►
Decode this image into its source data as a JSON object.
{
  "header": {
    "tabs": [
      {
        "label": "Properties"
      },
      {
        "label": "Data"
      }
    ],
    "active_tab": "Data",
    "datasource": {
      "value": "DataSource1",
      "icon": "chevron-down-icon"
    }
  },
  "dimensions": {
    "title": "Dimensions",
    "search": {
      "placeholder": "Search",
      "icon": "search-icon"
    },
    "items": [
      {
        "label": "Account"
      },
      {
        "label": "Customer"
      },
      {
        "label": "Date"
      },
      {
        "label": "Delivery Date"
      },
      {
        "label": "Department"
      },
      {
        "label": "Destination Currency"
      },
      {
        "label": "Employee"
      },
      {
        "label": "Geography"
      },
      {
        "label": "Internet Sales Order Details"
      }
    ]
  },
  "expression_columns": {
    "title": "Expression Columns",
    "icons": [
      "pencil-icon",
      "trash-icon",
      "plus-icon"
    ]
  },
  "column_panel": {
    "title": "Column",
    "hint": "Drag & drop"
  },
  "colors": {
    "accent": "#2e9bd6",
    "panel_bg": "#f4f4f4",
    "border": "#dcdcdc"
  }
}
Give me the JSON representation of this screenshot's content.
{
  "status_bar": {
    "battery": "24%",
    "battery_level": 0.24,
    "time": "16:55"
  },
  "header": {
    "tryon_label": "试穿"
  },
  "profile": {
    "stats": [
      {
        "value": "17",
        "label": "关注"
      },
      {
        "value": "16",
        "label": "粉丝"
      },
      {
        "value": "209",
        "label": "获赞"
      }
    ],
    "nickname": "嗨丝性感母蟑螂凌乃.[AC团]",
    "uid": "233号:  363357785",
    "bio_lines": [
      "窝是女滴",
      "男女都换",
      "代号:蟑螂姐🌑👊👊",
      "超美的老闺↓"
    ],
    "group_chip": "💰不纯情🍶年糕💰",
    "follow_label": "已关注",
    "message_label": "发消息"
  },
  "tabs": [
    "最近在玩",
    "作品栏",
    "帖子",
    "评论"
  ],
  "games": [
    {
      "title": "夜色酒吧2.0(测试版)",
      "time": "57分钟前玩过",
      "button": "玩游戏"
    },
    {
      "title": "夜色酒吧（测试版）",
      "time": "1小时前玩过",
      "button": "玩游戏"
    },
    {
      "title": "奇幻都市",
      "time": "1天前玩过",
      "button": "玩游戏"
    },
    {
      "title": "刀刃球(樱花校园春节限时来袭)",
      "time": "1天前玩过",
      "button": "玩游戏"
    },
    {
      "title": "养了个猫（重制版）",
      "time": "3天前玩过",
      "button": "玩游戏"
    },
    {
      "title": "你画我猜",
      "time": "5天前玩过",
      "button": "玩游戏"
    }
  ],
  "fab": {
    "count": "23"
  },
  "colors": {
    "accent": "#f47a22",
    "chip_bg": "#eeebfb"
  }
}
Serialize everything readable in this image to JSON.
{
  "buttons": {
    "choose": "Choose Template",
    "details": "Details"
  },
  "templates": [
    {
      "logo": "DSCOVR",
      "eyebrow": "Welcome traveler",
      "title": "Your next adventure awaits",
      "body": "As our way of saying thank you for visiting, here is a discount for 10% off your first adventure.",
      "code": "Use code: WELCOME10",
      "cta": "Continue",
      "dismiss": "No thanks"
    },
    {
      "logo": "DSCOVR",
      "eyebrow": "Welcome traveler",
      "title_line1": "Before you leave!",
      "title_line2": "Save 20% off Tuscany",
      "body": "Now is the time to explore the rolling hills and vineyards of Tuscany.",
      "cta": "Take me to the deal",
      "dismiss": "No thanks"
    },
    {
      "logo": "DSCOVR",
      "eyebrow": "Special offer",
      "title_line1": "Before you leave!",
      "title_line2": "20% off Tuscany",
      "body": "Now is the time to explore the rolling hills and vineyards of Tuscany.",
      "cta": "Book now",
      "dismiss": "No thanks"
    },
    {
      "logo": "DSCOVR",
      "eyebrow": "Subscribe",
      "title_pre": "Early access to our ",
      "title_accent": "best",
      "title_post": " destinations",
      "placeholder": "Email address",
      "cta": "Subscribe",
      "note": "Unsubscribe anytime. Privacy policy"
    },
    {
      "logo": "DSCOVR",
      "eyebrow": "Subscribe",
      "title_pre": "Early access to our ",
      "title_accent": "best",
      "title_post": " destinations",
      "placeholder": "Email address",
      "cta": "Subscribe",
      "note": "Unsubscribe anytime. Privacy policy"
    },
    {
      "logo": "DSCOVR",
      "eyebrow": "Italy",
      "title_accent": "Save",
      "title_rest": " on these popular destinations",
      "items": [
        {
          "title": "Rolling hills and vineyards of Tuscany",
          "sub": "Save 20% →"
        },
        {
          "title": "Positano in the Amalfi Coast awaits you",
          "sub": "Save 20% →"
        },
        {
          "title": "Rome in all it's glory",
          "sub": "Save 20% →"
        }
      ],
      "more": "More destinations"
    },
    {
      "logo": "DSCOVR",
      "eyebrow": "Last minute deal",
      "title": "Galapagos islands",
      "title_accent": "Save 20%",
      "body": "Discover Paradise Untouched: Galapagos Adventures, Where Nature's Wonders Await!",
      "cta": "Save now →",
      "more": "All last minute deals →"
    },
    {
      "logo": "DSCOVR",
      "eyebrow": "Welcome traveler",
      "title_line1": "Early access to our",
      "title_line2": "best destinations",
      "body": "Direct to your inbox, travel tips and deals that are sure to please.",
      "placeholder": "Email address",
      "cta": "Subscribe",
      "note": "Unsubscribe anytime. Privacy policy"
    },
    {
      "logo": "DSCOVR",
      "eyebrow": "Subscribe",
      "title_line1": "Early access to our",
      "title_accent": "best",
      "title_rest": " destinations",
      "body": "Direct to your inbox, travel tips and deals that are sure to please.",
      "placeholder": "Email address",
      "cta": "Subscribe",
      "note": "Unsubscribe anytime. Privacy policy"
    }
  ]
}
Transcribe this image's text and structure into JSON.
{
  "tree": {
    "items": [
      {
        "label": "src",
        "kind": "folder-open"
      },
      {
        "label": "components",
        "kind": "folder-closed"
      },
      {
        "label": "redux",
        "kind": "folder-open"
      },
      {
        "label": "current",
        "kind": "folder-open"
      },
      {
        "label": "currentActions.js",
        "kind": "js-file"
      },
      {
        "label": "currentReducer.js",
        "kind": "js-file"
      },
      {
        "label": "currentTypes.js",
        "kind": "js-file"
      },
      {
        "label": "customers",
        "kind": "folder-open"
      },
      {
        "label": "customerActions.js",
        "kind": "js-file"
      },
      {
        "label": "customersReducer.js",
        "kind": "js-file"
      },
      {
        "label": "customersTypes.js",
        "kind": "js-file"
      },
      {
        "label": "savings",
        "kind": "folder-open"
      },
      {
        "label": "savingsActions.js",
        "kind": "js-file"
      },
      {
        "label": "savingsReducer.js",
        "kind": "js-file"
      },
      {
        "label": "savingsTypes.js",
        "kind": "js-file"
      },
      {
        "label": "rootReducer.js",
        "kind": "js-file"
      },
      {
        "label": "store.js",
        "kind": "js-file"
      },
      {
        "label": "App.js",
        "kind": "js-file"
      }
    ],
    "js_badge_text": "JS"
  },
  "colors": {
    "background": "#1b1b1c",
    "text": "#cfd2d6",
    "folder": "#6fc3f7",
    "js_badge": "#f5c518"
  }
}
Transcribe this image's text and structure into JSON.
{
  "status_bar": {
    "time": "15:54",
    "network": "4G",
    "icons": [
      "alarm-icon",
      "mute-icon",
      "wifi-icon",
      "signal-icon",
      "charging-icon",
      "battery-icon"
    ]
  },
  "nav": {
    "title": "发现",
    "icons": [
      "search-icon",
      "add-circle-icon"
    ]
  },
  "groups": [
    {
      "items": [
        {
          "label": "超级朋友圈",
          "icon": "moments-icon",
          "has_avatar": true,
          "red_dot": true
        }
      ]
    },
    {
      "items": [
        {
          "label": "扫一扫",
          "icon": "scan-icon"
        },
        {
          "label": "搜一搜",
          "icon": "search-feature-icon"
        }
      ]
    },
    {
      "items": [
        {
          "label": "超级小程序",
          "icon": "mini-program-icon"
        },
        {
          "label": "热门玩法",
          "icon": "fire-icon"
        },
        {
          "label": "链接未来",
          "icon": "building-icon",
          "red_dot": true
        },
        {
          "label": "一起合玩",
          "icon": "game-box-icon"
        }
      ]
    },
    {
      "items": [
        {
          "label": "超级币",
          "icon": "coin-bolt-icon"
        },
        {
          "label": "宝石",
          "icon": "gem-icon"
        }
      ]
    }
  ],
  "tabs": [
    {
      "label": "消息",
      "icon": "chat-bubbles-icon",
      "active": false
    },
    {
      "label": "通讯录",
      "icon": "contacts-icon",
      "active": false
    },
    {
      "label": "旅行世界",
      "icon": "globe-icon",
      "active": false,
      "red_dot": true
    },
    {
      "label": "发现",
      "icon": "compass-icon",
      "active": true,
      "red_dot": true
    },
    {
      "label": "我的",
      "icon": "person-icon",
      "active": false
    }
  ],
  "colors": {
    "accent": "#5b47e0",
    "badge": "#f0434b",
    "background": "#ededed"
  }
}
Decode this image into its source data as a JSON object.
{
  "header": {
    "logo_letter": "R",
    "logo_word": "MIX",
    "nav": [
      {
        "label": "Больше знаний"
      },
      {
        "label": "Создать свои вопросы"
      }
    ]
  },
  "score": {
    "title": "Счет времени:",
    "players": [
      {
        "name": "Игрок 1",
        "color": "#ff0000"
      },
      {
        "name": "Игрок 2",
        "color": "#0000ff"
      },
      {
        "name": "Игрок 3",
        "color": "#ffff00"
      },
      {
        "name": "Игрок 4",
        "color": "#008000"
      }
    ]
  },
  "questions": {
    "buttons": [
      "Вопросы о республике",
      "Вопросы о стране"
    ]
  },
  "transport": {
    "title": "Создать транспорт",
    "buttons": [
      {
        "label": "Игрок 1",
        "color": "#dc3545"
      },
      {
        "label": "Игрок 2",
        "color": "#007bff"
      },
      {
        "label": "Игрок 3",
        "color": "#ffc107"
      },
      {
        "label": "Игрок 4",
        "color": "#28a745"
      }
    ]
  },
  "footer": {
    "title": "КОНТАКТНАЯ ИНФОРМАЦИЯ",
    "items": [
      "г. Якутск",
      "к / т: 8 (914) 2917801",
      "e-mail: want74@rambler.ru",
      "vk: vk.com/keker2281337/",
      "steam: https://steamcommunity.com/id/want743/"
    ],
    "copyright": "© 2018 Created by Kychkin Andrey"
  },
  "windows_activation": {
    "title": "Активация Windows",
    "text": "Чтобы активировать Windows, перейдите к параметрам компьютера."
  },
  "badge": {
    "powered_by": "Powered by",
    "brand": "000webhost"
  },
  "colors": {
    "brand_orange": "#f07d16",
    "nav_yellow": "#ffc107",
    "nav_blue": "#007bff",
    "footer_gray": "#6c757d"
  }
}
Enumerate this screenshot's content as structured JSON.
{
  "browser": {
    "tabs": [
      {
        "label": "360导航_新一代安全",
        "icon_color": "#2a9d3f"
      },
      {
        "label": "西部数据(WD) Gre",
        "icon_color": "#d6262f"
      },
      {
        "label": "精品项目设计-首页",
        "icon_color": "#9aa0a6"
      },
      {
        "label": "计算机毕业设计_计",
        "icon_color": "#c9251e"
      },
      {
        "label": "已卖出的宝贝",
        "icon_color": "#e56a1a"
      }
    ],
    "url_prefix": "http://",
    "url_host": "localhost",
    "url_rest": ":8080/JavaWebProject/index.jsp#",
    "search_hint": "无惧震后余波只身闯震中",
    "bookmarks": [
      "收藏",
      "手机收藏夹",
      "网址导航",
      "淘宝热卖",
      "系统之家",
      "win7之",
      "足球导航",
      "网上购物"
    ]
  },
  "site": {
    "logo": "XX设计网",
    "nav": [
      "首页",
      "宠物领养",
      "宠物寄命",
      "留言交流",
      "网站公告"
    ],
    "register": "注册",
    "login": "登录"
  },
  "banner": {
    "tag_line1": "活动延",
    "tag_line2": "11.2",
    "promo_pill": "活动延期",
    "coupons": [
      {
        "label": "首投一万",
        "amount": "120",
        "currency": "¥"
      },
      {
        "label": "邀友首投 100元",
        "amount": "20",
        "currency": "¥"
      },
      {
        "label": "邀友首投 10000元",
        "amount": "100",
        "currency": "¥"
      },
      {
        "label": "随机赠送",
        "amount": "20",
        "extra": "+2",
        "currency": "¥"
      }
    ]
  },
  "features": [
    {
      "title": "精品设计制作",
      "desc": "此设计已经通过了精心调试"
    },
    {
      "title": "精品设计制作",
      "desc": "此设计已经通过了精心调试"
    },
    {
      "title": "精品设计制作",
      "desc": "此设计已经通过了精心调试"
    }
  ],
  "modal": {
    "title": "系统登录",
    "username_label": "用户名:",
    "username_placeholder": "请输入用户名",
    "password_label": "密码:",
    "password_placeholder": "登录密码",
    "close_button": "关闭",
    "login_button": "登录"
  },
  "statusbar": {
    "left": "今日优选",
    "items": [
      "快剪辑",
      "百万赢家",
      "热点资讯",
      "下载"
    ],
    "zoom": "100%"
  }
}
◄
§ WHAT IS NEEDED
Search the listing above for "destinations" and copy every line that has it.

§ PROBLEM SOLUTION
      "title_post": " destinations",
      "title_post": " destinations",
      "title_rest": " on these popular destinations",
      "more": "More destinations"
      "title_line2": "best destinations",
      "title_rest": " destinations",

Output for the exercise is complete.